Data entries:
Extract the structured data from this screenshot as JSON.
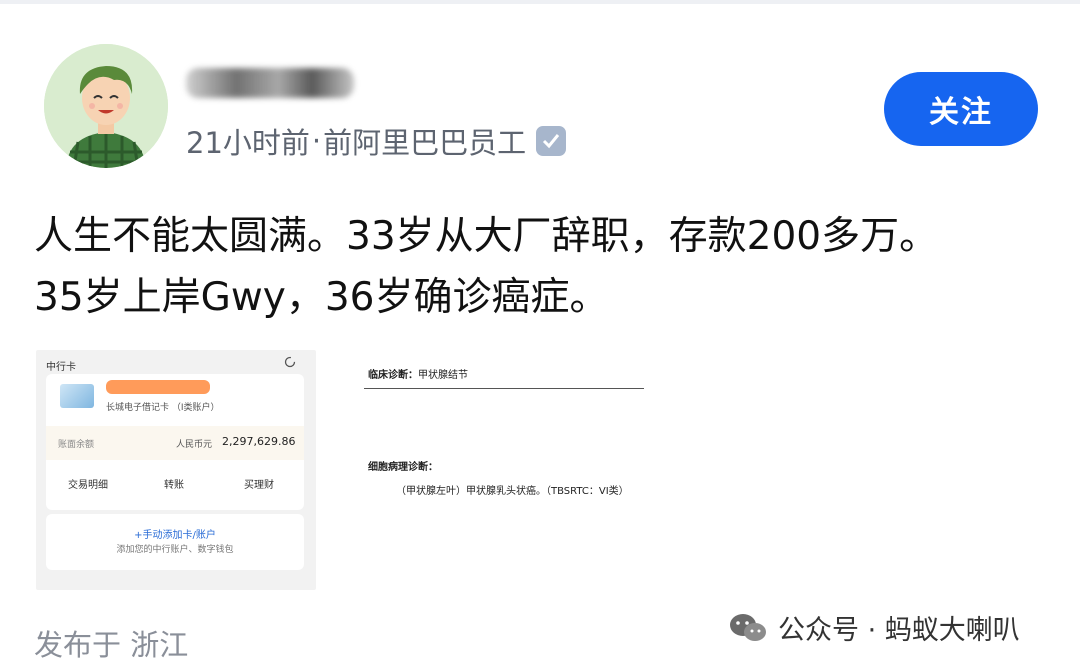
{
  "post": {
    "time": "21小时前",
    "separator": "·",
    "author_title": "前阿里巴巴员工",
    "follow_label": "关注",
    "lines": [
      "人生不能太圆满。33岁从大厂辞职，存款200多万。",
      "35岁上岸Gwy，36岁确诊癌症。"
    ],
    "location": "发布于 浙江"
  },
  "bank_image": {
    "header": "中行卡",
    "card_name": "长城电子借记卡  （I类账户）",
    "balance_label": "账面余额",
    "currency": "人民币元",
    "amount": "2,297,629.86",
    "actions": [
      "交易明细",
      "转账",
      "买理财"
    ],
    "add_label": "+手动添加卡/账户",
    "add_sub": "添加您的中行账户、数字钱包"
  },
  "diagnosis_image": {
    "clinical_label": "临床诊断：",
    "clinical_value": "甲状腺结节",
    "pathology_label": "细胞病理诊断：",
    "pathology_value": "（甲状腺左叶）甲状腺乳头状癌。（TBSRTC：VI类）"
  },
  "watermark": {
    "text": "公众号 · 蚂蚁大喇叭"
  },
  "colors": {
    "follow_bg": "#1665f0",
    "meta_text": "#5d6470",
    "badge": "#a7b6cc"
  }
}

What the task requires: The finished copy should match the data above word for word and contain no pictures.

Written reply:
Extract the structured data from this screenshot as JSON.
{
  "post": {
    "time": "21小时前",
    "separator": "·",
    "author_title": "前阿里巴巴员工",
    "follow_label": "关注",
    "lines": [
      "人生不能太圆满。33岁从大厂辞职，存款200多万。",
      "35岁上岸Gwy，36岁确诊癌症。"
    ],
    "location": "发布于 浙江"
  },
  "bank_image": {
    "header": "中行卡",
    "card_name": "长城电子借记卡  （I类账户）",
    "balance_label": "账面余额",
    "currency": "人民币元",
    "amount": "2,297,629.86",
    "actions": [
      "交易明细",
      "转账",
      "买理财"
    ],
    "add_label": "+手动添加卡/账户",
    "add_sub": "添加您的中行账户、数字钱包"
  },
  "diagnosis_image": {
    "clinical_label": "临床诊断：",
    "clinical_value": "甲状腺结节",
    "pathology_label": "细胞病理诊断：",
    "pathology_value": "（甲状腺左叶）甲状腺乳头状癌。（TBSRTC：VI类）"
  },
  "watermark": {
    "text": "公众号 · 蚂蚁大喇叭"
  },
  "colors": {
    "follow_bg": "#1665f0",
    "meta_text": "#5d6470",
    "badge": "#a7b6cc"
  }
}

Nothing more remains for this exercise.